The High Cost of Hunger

The High Cost of Hunger

Examining the Impact of Food Insecurity in Bucks County

Written By: Amanda McGill

Food insecurity is defined by the United States Department of Agriculture as the lack of regular access to enough food for an active, healthy life. In Bucks County, food insecurity is a critical issue impacting 45,970 people (Feeding America), including those who are unemployed, underemployed, or living in poverty. Feeding America also found that food insecurity is higher in Bucks County than in its neighboring Montgomery and Chester counties. The importance of food security cannot be overstated, it has significant impacts on the health and well-being of individuals and families, the local economy, and the community. 

One of the key reasons why food insecurity is so important in Bucks County is because of how invisible it can be in what is often considered an affluent area. According to Feeding America, 7.4% of the population in Bucks County is food insecure, and 8.7% of children in the county are food insecure. This means that many individuals and families in the area struggle to afford healthy food and may have to skip meals or rely on low-nutrient, high-calorie options.

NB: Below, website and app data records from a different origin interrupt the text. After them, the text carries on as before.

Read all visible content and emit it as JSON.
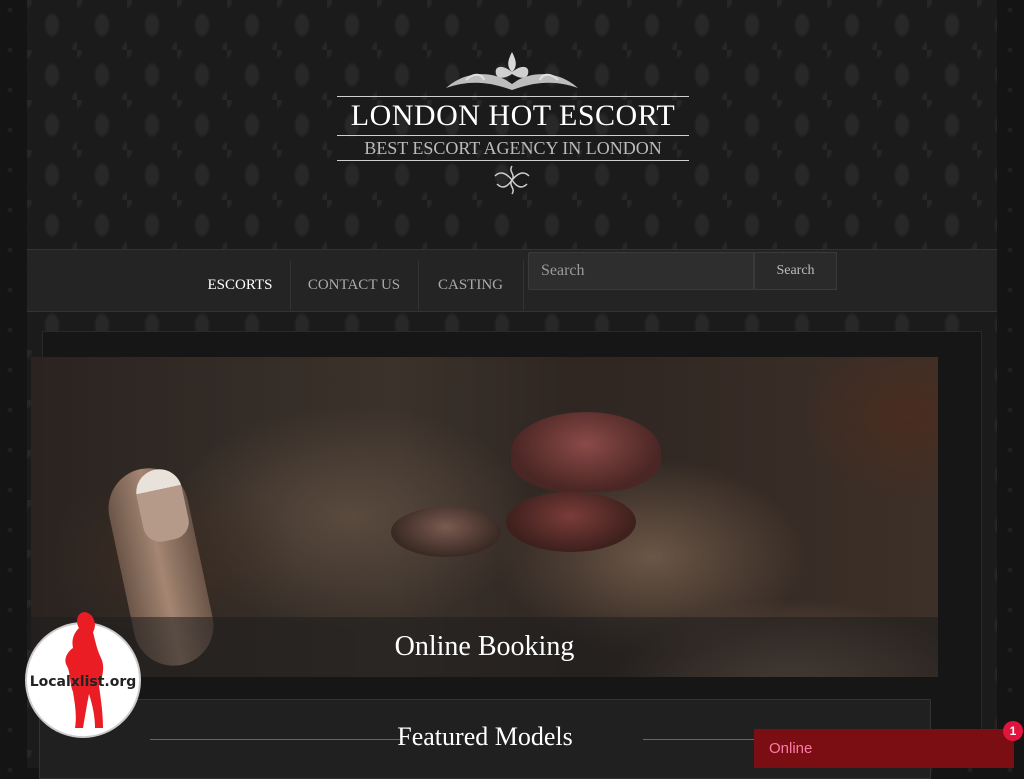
{
  "header": {
    "title": "LONDON HOT ESCORT",
    "subtitle": "BEST ESCORT AGENCY IN LONDON"
  },
  "nav": {
    "items": [
      {
        "label": "ESCORTS",
        "active": true
      },
      {
        "label": "CONTACT US",
        "active": false
      },
      {
        "label": "CASTING",
        "active": false
      }
    ]
  },
  "search": {
    "placeholder": "Search",
    "button_label": "Search"
  },
  "hero": {
    "caption": "Online Booking"
  },
  "featured": {
    "title": "Featured Models"
  },
  "badge": {
    "text": "Localxlist.org"
  },
  "chat": {
    "status": "Online",
    "count": "1"
  }
}
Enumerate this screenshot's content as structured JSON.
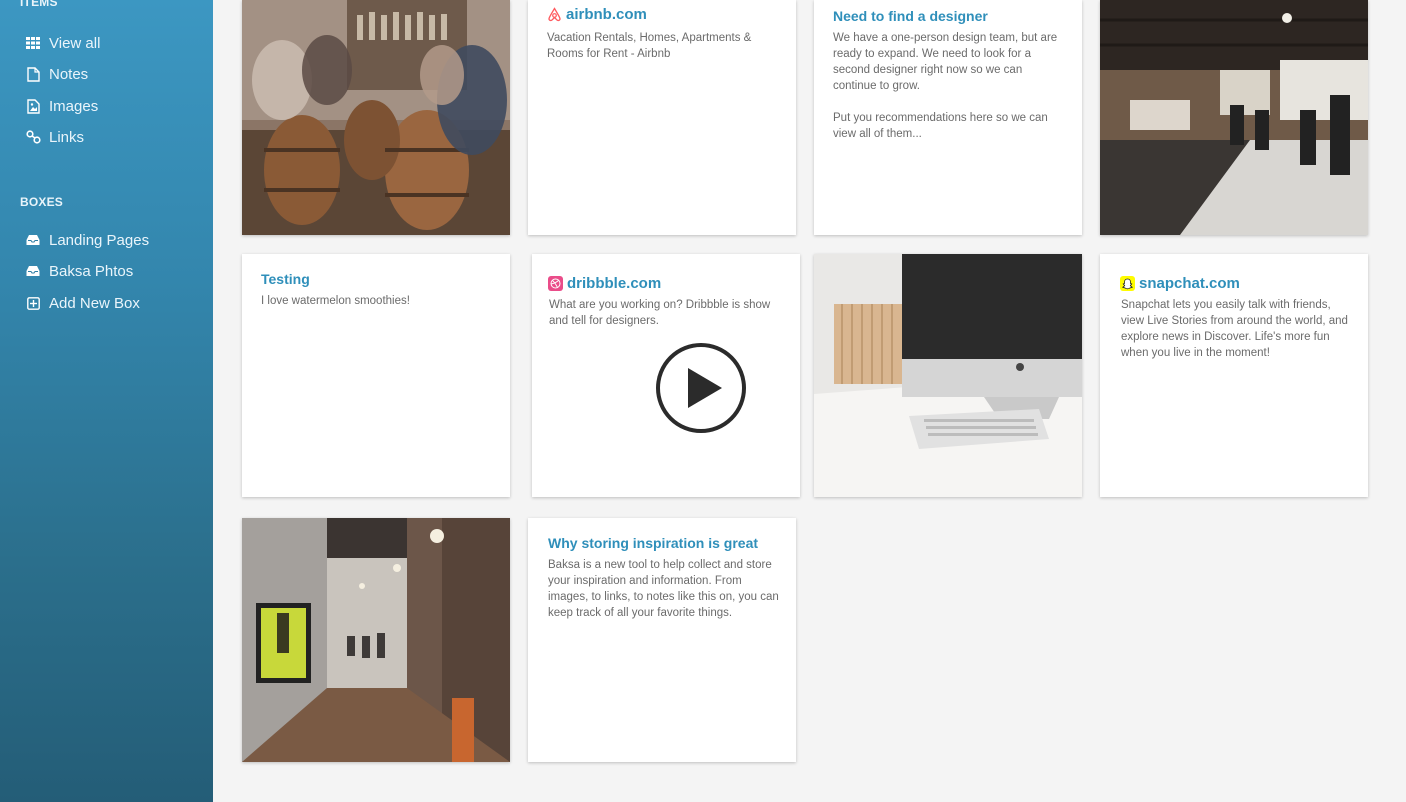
{
  "sidebar": {
    "items_heading": "ITEMS",
    "items": [
      {
        "label": "View all",
        "icon": "grid-icon"
      },
      {
        "label": "Notes",
        "icon": "note-icon"
      },
      {
        "label": "Images",
        "icon": "image-icon"
      },
      {
        "label": "Links",
        "icon": "link-icon"
      }
    ],
    "boxes_heading": "BOXES",
    "boxes": [
      {
        "label": "Landing Pages",
        "icon": "inbox-icon"
      },
      {
        "label": "Baksa Phtos",
        "icon": "inbox-icon"
      },
      {
        "label": "Add New Box",
        "icon": "plus-square-icon"
      }
    ]
  },
  "cards": {
    "airbnb": {
      "title": "airbnb.com",
      "body": "Vacation Rentals, Homes, Apartments & Rooms for Rent - Airbnb",
      "icon": "airbnb-logo-icon",
      "color": "#ff5a5f"
    },
    "designer": {
      "title": "Need to find a designer",
      "body": "We have a one-person design team, but are ready to expand. We need to look for a second designer right now so we can continue to grow.\n\nPut you recommendations here so we can view all of them..."
    },
    "testing": {
      "title": "Testing",
      "body": "I love watermelon smoothies!"
    },
    "dribbble": {
      "title": "dribbble.com",
      "body": "What are you working on? Dribbble is show and tell for designers.",
      "icon": "dribbble-logo-icon",
      "color": "#ea4c89"
    },
    "snapchat": {
      "title": "snapchat.com",
      "body": "Snapchat lets you easily talk with friends, view Live Stories from around the world, and explore news in Discover. Life's more fun when you live in the moment!",
      "icon": "snapchat-logo-icon",
      "color": "#fffc00"
    },
    "inspiration": {
      "title": "Why storing inspiration is great",
      "body": "Baksa is a new tool to help collect and store your inspiration and information. From images, to links, to notes like this on, you can keep track of all your favorite things."
    }
  },
  "colors": {
    "accent": "#2f8fba",
    "sidebar_top": "#3c97c2",
    "sidebar_bottom": "#245d77",
    "background": "#f4f4f4"
  }
}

Food insecurity has numerous negative health impacts, including an increased risk of chronic diseases such as obesity, diabetes, and heart disease. It can also lead to mental health problems such as depression and anxiety, as well as reduced cognitive function and academic performance in children. (National Institute on Minority Health and Health Disparities

In addition to the health impacts, food insecurity has several economic consequences. When individuals and families are unable to access healthy food, they may incur higher healthcare costs due to diet-related illnesses or disabilities. This can lead to decreased productivity, inability to work, and increased healthcare spending. These may result in diminished wages and earning potential, harming the local economy and the individual’s quality of life. (American Action Forum) In addition, food-insecure children are more likely to have performance issues in school, potentially harming their earning potential later in life. (Drexel University

Furthermore, food insecurity is often related to food deserts, where communities lack regular access to healthy and affordable food options. (Michigan State University) This can perpetuate the cycle of poverty and food insecurity, making it more difficult for individuals and families to break out of the cycle. Without the ability to make healthy, nutritious choices for themselves, these individuals become reliant on low-nutrient, high-calorie foods to keep themselves from going hungry.  

Finally, rising food costs have pushed food-secure individuals living on the edge down into food insecurity. In our food programs, we have observed double the number of patrons in summer 2022 compared to an average year. This coincides with a spike in inflation impacting the grocery bills of our community. Also, as extra SNAP (Supplemental Nutrition Assistance Program) benefits ended in March 2023, we expanded our Mobile Market programming and distributions to meet the anticipated rise in need from those on the brink of food insecurity. 

It is essential that Bucks County takes action to address food insecurity now and ensure that all residents have access to healthy and affordable food. Our food program works to move our community towards total food security and food sovereignty by providing healthy food, educational tools, and community gardening. With such significant impacts on the health and well-being of individuals and families, the local economy, and the community, now is the time for Bucks County to act to ensure that our neighbors can access fresh and healthy food. By working together, we can ensure that all residents reach food security, and improve the overall quality of life in Bucks County.